The Complainant contends that the Respondent clearly has concealed its identity by identifying itself only as “Domain Administrator/See PrivacyGuardian.org” in the WhoIs database. Also, given the strength of the SUNCOR Trademark as well as the addition of the letters “hr” in the disputed domain name, it is not possible to conceive of any plausible actual or contemplated active use of the disputed domain name by the Respondent that would not be illegitimate.
The Panel agrees that the Respondent does not appear to have made any legitimate use of the disputed domain name. The disputed domain name <hr-suncor.com> currently directs to an inactive website with message showing “Unknown Host”. Use of the disputed domain name in such way constitutes bad faith.
While the Respondent did not reply to the Complainant’s contentions, following the formal notification to the Respondent of the Complaint, the Center received email messages from a person claimed as a reseller who registered the disputed domain name and sold it to his or her client with email address “firstname.lastname@example.org”. The person appeared to agree or at least not to dispute the contentions of the Complainant and even offered to transfer the disputed domain name to the Complainant.
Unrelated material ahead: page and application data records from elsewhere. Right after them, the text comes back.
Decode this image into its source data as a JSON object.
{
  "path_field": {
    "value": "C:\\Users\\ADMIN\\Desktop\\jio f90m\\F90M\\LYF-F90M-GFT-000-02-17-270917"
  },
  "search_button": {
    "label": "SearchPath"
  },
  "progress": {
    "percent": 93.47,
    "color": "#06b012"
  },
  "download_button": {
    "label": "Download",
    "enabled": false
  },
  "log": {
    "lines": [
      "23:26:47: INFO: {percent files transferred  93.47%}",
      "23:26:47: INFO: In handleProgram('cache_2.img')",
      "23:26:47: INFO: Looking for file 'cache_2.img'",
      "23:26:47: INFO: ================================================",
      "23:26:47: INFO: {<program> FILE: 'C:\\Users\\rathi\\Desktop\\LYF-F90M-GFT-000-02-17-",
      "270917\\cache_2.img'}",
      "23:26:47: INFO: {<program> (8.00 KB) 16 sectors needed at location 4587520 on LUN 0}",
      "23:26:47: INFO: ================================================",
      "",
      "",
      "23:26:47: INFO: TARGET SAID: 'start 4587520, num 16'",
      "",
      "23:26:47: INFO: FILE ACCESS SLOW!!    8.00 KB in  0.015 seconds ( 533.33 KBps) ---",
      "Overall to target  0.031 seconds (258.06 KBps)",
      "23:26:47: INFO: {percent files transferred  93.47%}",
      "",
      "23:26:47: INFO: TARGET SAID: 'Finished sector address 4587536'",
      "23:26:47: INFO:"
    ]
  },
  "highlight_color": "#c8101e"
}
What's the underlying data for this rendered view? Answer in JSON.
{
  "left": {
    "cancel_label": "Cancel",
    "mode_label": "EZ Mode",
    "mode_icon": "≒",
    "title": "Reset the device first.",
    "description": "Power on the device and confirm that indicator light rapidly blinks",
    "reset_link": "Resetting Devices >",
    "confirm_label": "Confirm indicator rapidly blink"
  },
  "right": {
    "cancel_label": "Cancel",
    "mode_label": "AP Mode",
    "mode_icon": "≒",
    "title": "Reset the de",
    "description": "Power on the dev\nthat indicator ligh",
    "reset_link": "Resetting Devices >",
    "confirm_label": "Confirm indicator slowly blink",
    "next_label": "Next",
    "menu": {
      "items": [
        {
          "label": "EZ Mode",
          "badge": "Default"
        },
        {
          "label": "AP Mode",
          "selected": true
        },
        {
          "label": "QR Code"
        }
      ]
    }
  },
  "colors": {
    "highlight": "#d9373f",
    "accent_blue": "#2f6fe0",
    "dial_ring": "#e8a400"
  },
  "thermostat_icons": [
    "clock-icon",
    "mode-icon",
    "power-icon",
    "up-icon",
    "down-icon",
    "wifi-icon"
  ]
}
The Panel finds the email communication also suggests that it is very likely that the Respondent registered and used the disputed domain name in bad faith.
Consequently, the Panel finds that the third part of paragraph 4(a) of the Policy is satisfied.
For the foregoing reasons, in accordance with paragraphs 4(i) of the Policy and 15 of the Rules, the Panel orders that the disputed domain name <hr-suncor.com> be transferred to the Complainant.
Date: June 6, 2019